In the XX century, a chairside space without obstruction and suitable for four-handed work becomes increasingly important for efficient and quick service

As sit-down dentistry becomes the norm, the patient is in a supine position and the dentist sits on an operating stool behind the patients’ head.

The Ritter-Euphorian In 1954 the American Sanford S. Golden developed a fully reclining dental chair. It was released to the market in 1958 as the Ritter-Euphorian. While it made its way into various dental schools, it wasn’t a
commercial success because of high cost and its one-piece design.

The DentalEZ series J  After meeting with dentists in 1958 to explore their real needs, John Naughton designed a similar chair with a more flexible seat design. His Den-Tal-Ez JChair® became the progenitor of the chairs on which most of us recline today.
The DentalEZ® company discontinued production of this iconic series in 2016. The original is kept at the Smithsonian Museum in Washington DC.

Operative Dental Clinic, Brisbane, 1970. DID24288. Queensland State Archives



Contemporary chairs are designed for patient comfort, more easily disinfected, and are fully integrated and synced with the dental treatment unit.

The latest models even do away with the pedestal base enhancing dentist’s access to the patient.

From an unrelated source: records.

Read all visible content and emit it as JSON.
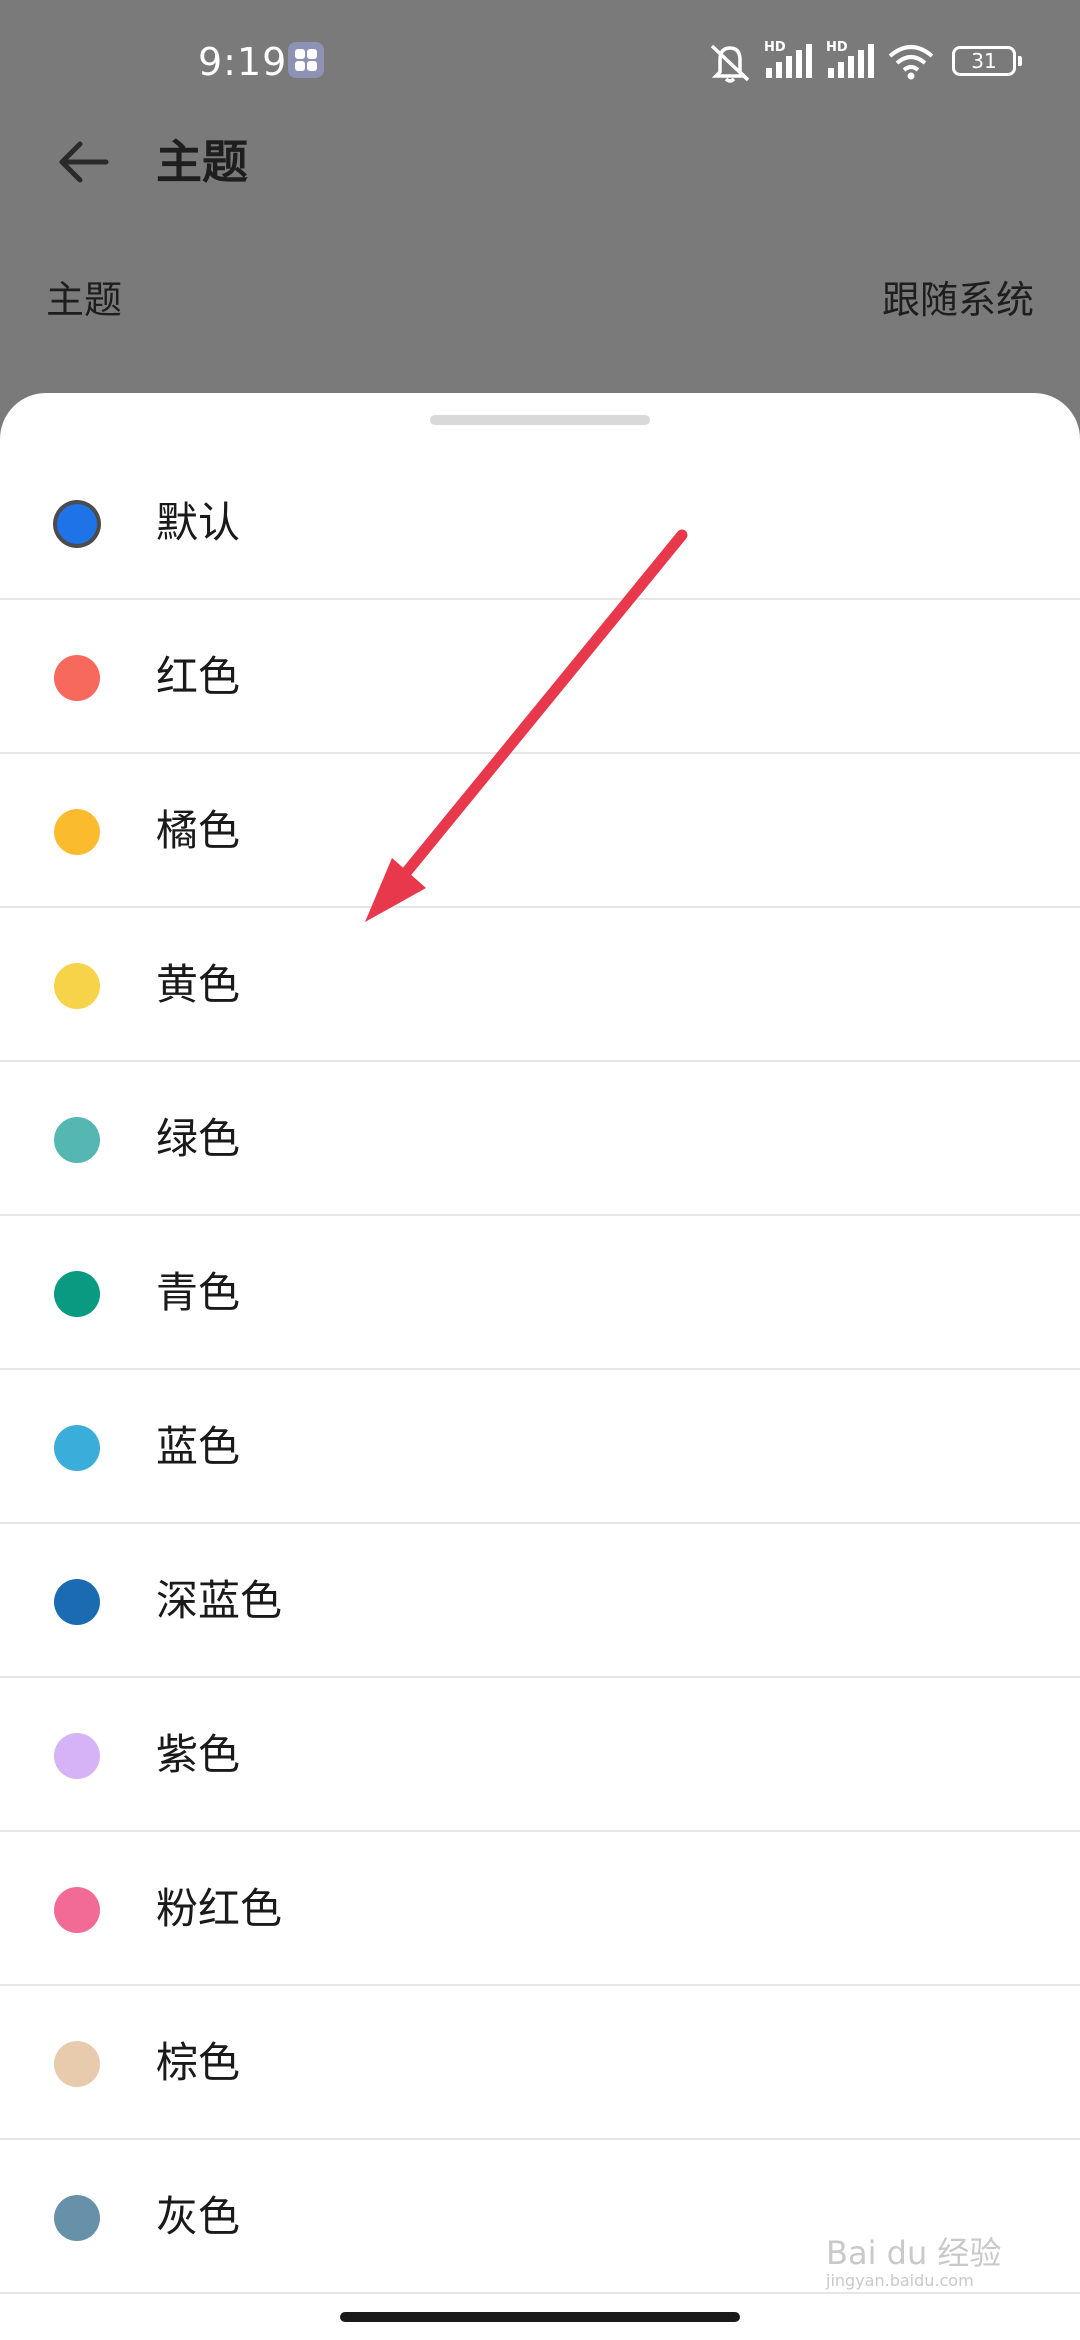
{
  "status_bar": {
    "time": "9:19",
    "battery": "31",
    "icons": [
      "app-badge-icon",
      "mute-bell-icon",
      "hd-signal-icon",
      "hd-signal-icon",
      "wifi-icon",
      "battery-icon"
    ]
  },
  "header": {
    "title": "主题",
    "back_icon": "arrow-left-icon"
  },
  "setting_row": {
    "label": "主题",
    "value": "跟随系统"
  },
  "theme_options": [
    {
      "label": "默认",
      "color": "#1e73e8",
      "selected": true
    },
    {
      "label": "红色",
      "color": "#f7695c"
    },
    {
      "label": "橘色",
      "color": "#fbbb2f"
    },
    {
      "label": "黄色",
      "color": "#f7d34a"
    },
    {
      "label": "绿色",
      "color": "#55b7b1"
    },
    {
      "label": "青色",
      "color": "#0a9a82"
    },
    {
      "label": "蓝色",
      "color": "#3aaddb"
    },
    {
      "label": "深蓝色",
      "color": "#1b6bb3"
    },
    {
      "label": "紫色",
      "color": "#d6b3f7"
    },
    {
      "label": "粉红色",
      "color": "#f16b96"
    },
    {
      "label": "棕色",
      "color": "#e8cbac"
    },
    {
      "label": "灰色",
      "color": "#6791a8"
    }
  ],
  "annotation": {
    "color": "#e8384b"
  },
  "watermark": {
    "text": "Bai du 经验",
    "subtext": "jingyan.baidu.com"
  }
}
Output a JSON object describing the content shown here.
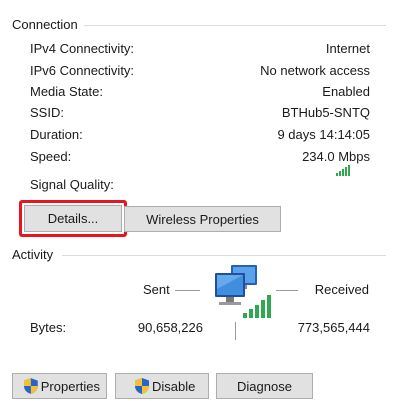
{
  "connection": {
    "title": "Connection",
    "rows": [
      {
        "label": "IPv4 Connectivity:",
        "value": "Internet"
      },
      {
        "label": "IPv6 Connectivity:",
        "value": "No network access"
      },
      {
        "label": "Media State:",
        "value": "Enabled"
      },
      {
        "label": "SSID:",
        "value": "BTHub5-SNTQ"
      },
      {
        "label": "Duration:",
        "value": "9 days 14:14:05"
      },
      {
        "label": "Speed:",
        "value": "234.0 Mbps"
      }
    ],
    "signal_label": "Signal Quality:",
    "signal_bars": 5,
    "buttons": {
      "details": "Details...",
      "wireless": "Wireless Properties"
    }
  },
  "activity": {
    "title": "Activity",
    "sent_label": "Sent",
    "received_label": "Received",
    "bytes_label": "Bytes:",
    "bytes_sent": "90,658,226",
    "bytes_received": "773,565,444"
  },
  "actions": {
    "properties": "Properties",
    "disable": "Disable",
    "diagnose": "Diagnose"
  },
  "colors": {
    "highlight": "#e8141e",
    "signal": "#2fa84f",
    "button_bg": "#e1e1e1"
  }
}
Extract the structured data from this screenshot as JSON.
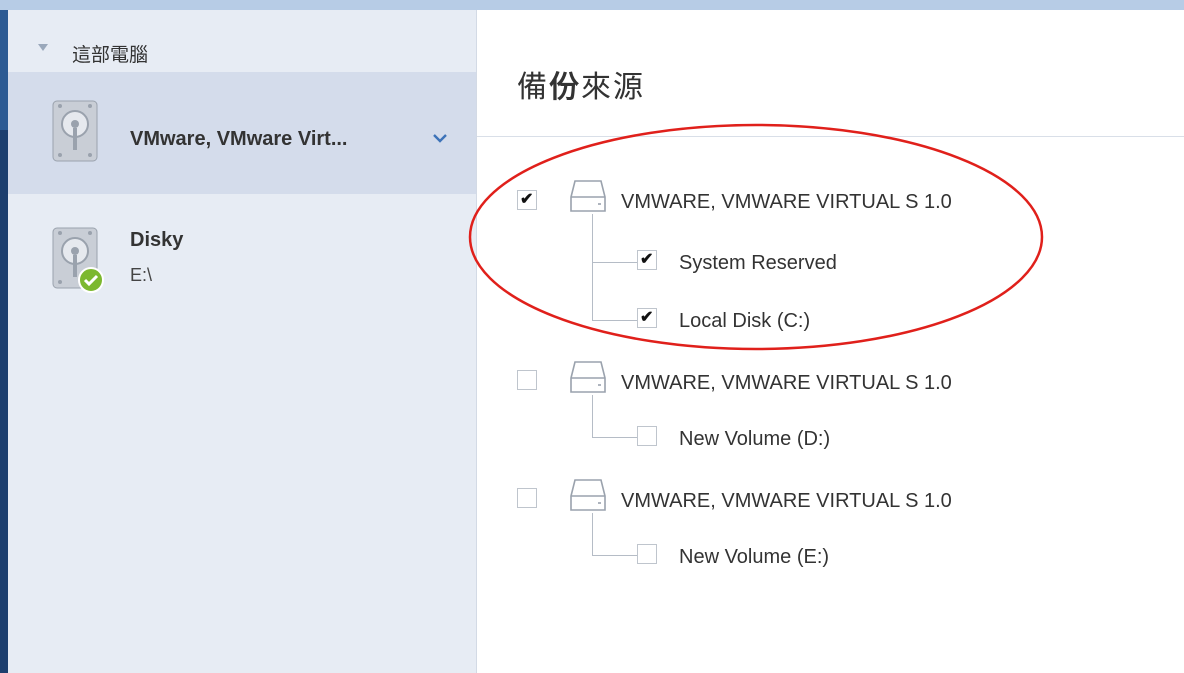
{
  "sidebar": {
    "tree_title": "這部電腦",
    "sources": [
      {
        "name": "VMware, VMware Virt...",
        "sub": "",
        "selected": true,
        "icon": "hard-drive-icon"
      },
      {
        "name": "Disky",
        "sub": "E:\\",
        "selected": false,
        "icon": "hard-drive-icon",
        "status": "ok-check-icon"
      }
    ]
  },
  "main": {
    "title_pre": "備",
    "title_bold": "份",
    "title_post": "來源",
    "disks": [
      {
        "label": "VMWARE, VMWARE VIRTUAL S 1.0",
        "checked": true,
        "volumes": [
          {
            "label": "System Reserved",
            "checked": true
          },
          {
            "label": "Local Disk (C:)",
            "checked": true
          }
        ]
      },
      {
        "label": "VMWARE, VMWARE VIRTUAL S 1.0",
        "checked": false,
        "volumes": [
          {
            "label": "New Volume (D:)",
            "checked": false
          }
        ]
      },
      {
        "label": "VMWARE, VMWARE VIRTUAL S 1.0",
        "checked": false,
        "volumes": [
          {
            "label": "New Volume (E:)",
            "checked": false
          }
        ]
      }
    ]
  },
  "colors": {
    "sidebar_bg": "#e7ecf4",
    "selected_bg": "#d4dceb",
    "annotation_red": "#e0201b",
    "status_green": "#7cb82f"
  }
}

A 2011 dental surgery. Wikicommons.
Virtual Dental Museum, University of the Pacific, Arthur A. Dugoni School of Dentistry
Glenner, RA 1984 The Dental Office: A Pictorial History
SS White Dental MFG Co. A Century of Service to Dentistry 1844-1944.